> **YOUR GOAL**: Scan the entries below and state how many lines contain "return". No other output.

Page and application data records:
-=-=-=-=-
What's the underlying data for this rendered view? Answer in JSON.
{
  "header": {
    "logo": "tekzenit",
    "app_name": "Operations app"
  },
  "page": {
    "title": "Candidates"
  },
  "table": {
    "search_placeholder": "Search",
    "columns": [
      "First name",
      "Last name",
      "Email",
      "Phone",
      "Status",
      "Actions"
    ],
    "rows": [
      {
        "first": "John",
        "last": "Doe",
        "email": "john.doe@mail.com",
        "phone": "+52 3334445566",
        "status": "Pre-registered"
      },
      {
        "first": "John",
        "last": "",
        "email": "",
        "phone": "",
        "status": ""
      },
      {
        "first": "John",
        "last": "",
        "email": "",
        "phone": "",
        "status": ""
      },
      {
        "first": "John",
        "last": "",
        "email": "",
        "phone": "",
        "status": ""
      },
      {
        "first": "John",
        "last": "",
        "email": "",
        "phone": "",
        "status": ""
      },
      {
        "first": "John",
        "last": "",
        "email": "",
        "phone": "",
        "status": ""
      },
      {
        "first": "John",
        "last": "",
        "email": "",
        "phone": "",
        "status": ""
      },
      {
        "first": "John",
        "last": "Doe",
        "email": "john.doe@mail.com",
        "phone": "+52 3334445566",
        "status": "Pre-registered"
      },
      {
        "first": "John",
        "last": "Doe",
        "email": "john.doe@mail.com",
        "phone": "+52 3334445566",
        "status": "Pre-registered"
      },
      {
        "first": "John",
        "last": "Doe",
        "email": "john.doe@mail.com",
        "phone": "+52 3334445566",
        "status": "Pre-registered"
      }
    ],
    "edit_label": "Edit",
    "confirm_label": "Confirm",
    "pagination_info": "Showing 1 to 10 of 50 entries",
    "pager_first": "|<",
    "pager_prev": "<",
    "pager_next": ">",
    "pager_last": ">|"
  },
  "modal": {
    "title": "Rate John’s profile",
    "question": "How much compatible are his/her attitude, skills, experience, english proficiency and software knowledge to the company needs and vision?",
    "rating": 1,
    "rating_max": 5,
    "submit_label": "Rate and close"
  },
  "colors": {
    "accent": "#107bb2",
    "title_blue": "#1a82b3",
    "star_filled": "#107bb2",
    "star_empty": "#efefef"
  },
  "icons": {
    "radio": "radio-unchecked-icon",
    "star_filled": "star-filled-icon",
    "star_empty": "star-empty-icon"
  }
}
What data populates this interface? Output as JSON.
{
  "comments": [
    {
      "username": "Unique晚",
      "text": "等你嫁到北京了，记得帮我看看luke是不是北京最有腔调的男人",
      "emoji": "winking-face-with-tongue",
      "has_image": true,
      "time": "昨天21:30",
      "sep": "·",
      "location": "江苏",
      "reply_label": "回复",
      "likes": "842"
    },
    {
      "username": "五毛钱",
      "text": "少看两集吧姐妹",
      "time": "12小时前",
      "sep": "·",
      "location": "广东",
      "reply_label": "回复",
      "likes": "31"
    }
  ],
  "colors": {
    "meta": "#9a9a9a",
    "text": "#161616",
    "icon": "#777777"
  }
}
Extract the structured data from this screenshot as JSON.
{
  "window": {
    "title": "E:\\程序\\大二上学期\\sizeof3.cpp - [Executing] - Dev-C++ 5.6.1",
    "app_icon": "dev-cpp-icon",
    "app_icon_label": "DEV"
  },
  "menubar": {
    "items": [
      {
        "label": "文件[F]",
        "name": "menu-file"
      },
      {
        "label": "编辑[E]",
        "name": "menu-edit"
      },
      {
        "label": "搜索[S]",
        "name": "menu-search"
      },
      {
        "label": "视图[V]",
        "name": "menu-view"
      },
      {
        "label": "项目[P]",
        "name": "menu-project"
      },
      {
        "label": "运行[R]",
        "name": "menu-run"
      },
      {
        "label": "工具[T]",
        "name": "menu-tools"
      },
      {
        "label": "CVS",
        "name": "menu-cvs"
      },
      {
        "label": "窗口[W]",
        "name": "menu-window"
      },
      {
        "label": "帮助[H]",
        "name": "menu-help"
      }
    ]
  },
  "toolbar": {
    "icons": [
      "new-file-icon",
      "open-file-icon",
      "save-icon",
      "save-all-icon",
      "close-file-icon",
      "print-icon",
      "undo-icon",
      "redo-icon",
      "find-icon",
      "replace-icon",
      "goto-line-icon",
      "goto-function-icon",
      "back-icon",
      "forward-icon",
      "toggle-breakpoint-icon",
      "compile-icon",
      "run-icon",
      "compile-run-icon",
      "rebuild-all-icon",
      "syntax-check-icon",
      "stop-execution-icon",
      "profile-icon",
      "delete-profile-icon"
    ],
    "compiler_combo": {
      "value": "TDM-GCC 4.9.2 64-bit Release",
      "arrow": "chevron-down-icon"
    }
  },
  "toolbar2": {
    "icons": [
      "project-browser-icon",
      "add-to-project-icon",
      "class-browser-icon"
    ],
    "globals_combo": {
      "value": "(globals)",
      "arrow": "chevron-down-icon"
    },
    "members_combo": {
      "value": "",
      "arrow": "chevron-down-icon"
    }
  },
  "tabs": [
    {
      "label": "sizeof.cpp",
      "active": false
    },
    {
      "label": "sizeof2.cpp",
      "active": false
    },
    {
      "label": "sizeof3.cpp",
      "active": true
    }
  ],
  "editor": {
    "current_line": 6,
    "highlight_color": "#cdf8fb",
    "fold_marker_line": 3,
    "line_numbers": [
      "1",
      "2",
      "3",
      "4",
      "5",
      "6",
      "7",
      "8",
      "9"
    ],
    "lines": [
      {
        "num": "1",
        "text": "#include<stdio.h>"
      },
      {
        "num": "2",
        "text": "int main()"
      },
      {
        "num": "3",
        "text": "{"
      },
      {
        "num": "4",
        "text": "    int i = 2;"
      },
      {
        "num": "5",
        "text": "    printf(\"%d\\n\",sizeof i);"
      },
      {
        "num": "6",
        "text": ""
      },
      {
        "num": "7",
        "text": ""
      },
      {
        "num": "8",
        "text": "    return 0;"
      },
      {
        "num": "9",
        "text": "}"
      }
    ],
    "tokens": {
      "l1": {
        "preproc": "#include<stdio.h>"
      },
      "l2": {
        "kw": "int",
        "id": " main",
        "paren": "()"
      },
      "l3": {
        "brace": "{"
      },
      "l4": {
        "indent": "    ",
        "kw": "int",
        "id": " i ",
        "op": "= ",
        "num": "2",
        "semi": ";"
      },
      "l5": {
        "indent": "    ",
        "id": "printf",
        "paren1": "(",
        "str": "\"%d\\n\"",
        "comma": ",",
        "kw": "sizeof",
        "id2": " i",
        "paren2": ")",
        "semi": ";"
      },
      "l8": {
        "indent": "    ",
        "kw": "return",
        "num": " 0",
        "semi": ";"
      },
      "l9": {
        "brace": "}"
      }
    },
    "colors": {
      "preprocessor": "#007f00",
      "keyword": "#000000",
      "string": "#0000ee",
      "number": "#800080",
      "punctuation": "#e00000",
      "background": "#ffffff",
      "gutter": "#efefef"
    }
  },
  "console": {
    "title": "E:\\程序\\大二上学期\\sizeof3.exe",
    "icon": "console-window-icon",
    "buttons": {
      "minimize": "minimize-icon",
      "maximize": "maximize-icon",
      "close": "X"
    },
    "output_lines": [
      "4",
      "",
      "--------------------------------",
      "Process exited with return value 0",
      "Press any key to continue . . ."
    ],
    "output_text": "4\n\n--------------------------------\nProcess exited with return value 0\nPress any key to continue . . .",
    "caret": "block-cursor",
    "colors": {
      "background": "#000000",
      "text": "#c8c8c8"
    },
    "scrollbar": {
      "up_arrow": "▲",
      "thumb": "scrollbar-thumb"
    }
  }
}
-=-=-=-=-
> **RESULT OF THIS TASK**: 4